▶ _WHAT IS BEING ASKED_: The response should hold each line from the entries below where "icon" is found.

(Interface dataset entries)
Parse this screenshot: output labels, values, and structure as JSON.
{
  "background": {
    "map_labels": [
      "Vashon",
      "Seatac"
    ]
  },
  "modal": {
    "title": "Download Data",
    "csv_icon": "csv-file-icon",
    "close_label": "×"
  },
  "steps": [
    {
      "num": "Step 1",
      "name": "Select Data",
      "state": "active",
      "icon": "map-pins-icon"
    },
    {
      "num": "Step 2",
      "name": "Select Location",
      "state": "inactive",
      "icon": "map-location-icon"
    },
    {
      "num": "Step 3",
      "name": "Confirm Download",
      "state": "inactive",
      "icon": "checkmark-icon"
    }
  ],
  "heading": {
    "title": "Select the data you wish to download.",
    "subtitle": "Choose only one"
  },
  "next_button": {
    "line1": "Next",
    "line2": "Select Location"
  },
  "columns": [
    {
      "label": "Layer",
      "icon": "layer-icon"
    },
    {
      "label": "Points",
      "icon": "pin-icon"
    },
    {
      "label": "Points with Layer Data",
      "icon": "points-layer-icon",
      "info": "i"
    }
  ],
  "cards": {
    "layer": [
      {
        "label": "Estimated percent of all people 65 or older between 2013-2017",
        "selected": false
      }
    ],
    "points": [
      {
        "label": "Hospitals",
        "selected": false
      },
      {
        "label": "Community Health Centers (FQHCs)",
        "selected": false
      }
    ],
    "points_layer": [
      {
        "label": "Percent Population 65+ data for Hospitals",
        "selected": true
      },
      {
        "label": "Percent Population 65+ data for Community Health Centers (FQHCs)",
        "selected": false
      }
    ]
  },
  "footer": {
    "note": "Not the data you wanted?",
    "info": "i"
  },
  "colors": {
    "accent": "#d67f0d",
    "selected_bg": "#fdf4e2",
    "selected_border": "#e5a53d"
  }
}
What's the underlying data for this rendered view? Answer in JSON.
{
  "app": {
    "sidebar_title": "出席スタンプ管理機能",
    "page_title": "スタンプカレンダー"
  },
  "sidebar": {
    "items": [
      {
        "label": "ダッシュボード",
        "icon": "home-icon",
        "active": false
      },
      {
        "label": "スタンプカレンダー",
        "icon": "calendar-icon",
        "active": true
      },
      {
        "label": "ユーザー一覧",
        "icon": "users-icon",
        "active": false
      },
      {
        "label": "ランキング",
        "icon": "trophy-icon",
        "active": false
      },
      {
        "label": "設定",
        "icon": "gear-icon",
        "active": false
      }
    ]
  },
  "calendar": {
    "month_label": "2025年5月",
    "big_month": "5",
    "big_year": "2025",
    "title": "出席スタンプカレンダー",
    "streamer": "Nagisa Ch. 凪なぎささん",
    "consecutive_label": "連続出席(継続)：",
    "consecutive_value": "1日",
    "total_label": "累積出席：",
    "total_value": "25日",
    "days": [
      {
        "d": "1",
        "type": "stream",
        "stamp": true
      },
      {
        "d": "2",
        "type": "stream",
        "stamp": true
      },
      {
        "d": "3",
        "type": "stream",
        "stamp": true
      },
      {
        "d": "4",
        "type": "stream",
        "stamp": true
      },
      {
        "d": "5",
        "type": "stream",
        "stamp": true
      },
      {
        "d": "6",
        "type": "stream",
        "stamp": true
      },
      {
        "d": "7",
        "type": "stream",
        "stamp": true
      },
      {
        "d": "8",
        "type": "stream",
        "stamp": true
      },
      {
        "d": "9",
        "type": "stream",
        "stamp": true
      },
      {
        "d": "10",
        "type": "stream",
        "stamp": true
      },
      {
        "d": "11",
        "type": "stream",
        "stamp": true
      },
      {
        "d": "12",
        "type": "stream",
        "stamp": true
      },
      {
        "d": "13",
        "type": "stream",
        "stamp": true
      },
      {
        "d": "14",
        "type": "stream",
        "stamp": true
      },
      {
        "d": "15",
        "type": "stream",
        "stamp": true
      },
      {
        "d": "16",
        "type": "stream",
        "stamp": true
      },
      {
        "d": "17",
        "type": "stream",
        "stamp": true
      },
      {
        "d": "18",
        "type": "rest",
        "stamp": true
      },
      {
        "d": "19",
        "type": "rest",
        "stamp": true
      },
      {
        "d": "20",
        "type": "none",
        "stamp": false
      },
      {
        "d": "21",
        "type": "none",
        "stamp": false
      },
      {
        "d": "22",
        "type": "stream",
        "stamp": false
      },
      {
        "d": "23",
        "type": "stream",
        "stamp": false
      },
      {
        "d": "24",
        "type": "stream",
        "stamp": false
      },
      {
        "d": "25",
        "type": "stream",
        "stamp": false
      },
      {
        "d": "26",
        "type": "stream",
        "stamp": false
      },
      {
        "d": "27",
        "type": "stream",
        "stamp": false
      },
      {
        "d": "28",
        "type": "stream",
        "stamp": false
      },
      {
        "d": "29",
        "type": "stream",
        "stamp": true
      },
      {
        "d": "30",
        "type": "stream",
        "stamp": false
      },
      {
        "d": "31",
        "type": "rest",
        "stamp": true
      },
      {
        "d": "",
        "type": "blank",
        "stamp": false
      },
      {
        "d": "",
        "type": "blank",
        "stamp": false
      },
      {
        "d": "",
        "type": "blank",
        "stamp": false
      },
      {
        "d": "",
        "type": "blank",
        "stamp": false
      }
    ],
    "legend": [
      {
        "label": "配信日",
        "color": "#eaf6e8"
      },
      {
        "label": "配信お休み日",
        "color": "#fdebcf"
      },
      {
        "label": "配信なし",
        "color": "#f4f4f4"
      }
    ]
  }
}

▶ _EXERCISE SOLUTION_:
    "csv_icon": "csv-file-icon",
      "icon": "map-pins-icon"
      "icon": "map-location-icon"
      "icon": "checkmark-icon"
      "icon": "layer-icon"
      "icon": "pin-icon"
      "icon": "points-layer-icon",
        "icon": "home-icon",
        "icon": "calendar-icon",
        "icon": "users-icon",
        "icon": "trophy-icon",
        "icon": "gear-icon",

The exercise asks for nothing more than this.